  • Purpose: To demonstrate the ability to perform high-resolution imaging and quantification of sparse distributions of gold nanoparticles (GNPs) within ex vivo tumor samples using a highly-sensitive benchtop L-shell x-ray fluorescence (XRF) imaging system. Methods: An optimized L-shell XRF imaging system was assembled using a tungsten-target x-ray source (operated at 62 kVp and 45 mA). The x-rays were filtered (copper: 0.08 mm & aluminum: 0.04 mm) and collimated (lead: 5 cm thickness, 3 cm aperture diameter) into a cone-beam in order to irradiate small samples or objects.

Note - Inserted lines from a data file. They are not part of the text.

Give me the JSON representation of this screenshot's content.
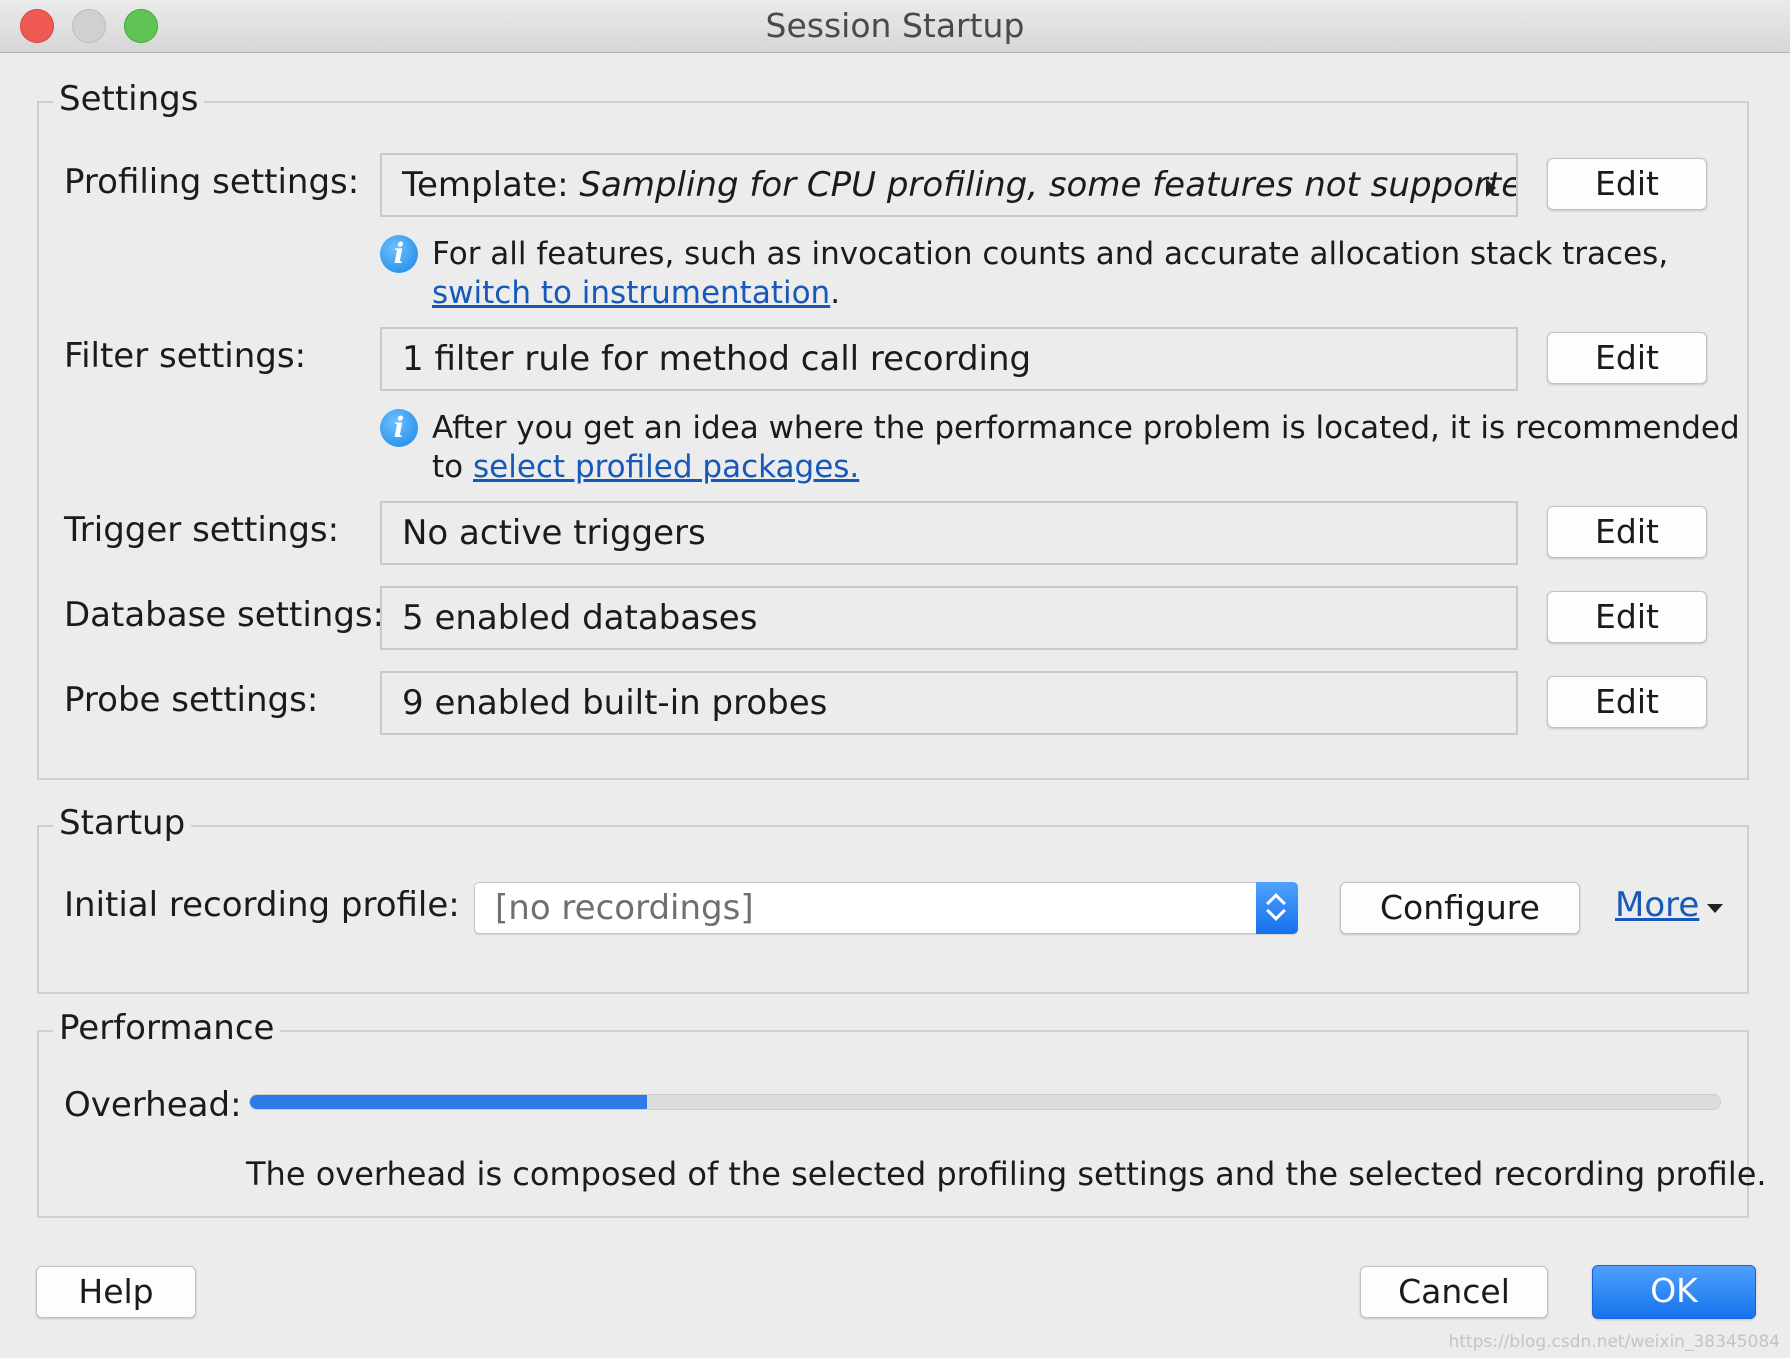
{
  "window": {
    "title": "Session Startup"
  },
  "settings": {
    "legend": "Settings",
    "profiling": {
      "label": "Profiling settings:",
      "prefix": "Template: ",
      "value": "Sampling for CPU profiling, some features not supporte",
      "edit": "Edit"
    },
    "profiling_info": {
      "text": "For all features, such as invocation counts and accurate allocation stack traces, ",
      "link": "switch to instrumentation",
      "suffix": "."
    },
    "filter": {
      "label": "Filter settings:",
      "value": "1 filter rule for method call recording",
      "edit": "Edit"
    },
    "filter_info": {
      "text": "After you get an idea where the performance problem is located, it is recommended to ",
      "link": "select profiled packages."
    },
    "trigger": {
      "label": "Trigger settings:",
      "value": "No active triggers",
      "edit": "Edit"
    },
    "database": {
      "label": "Database settings:",
      "value": "5 enabled databases",
      "edit": "Edit"
    },
    "probe": {
      "label": "Probe settings:",
      "value": "9 enabled built-in probes",
      "edit": "Edit"
    }
  },
  "startup": {
    "legend": "Startup",
    "label": "Initial recording profile:",
    "combo_value": "[no recordings]",
    "configure": "Configure",
    "more": "More"
  },
  "performance": {
    "legend": "Performance",
    "overhead_label": "Overhead:",
    "overhead_level": 0.27,
    "description": "The overhead is composed of the selected profiling settings and the selected recording profile."
  },
  "footer": {
    "help": "Help",
    "cancel": "Cancel",
    "ok": "OK"
  },
  "watermark": "https://blog.csdn.net/weixin_38345084",
  "icons": {
    "close": "close-icon",
    "minimize": "minimize-icon",
    "zoom": "zoom-icon",
    "info": "info-icon",
    "expand": "expand-arrow-icon",
    "stepper": "up-down-stepper-icon",
    "caret": "chevron-down-icon"
  },
  "colors": {
    "accent": "#1673ec",
    "link": "#1659b8",
    "progress": "#2e7ae8"
  }
}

A collimated (stainless steel: 4 cm thickness, 2 mm aperture diameter) silicon drift detector,more » capable of 2D translation, was placed at 90° with respect to the beam to acquire XRF/scatter spectra from regions of interest. Spectral processing involved extracting XRF signal from background, followed by attenuation correction using a Compton scatter-based normalization algorithm. Calibration phantoms with water/GNPs (0 and 0.00001–10 mg/cm{sup 3}) were used to determine the detection limit of the system at a 10-second acquisition time. The system was then used to map the distribution of GNPs within a 12×11×2 mm{sup 3} slice excised from the center of a GNP-loaded ex vivo murine tumor sample; a total of 110 voxels (2.65×10{sup −3} cm{sup 3}) were imaged with 1.3-mm spatial resolution. Results: The detection limit of the current cone-beam benchtop L-shell XRF system was 0.003 mg/cm{sup 3} (3 ppm). Intratumoral GNP concentrations ranging from 0.003 mg/cm{sup 3} (3 ppm) to a maximum of 0.055 mg/cm{sup 3} (55 ppm) and average of 0.0093 mg/cm{sup 3} (9.3 ppm) were imaged successfully within the ex vivo tumor slice. Conclusion: The developed cone-beam benchtop L-shell XRF imaging system can immediately be used for imaging of ex vivo tumor samples containing low concentrations of GNPs. With minor finetuning/optimization, the system can be directly adapted for performing routine preclinical in vivo imaging tasks. Supported by NIH/NCI grant R01CA155446 This investigation was supported by NIH/NCI grant R01CA155446.« less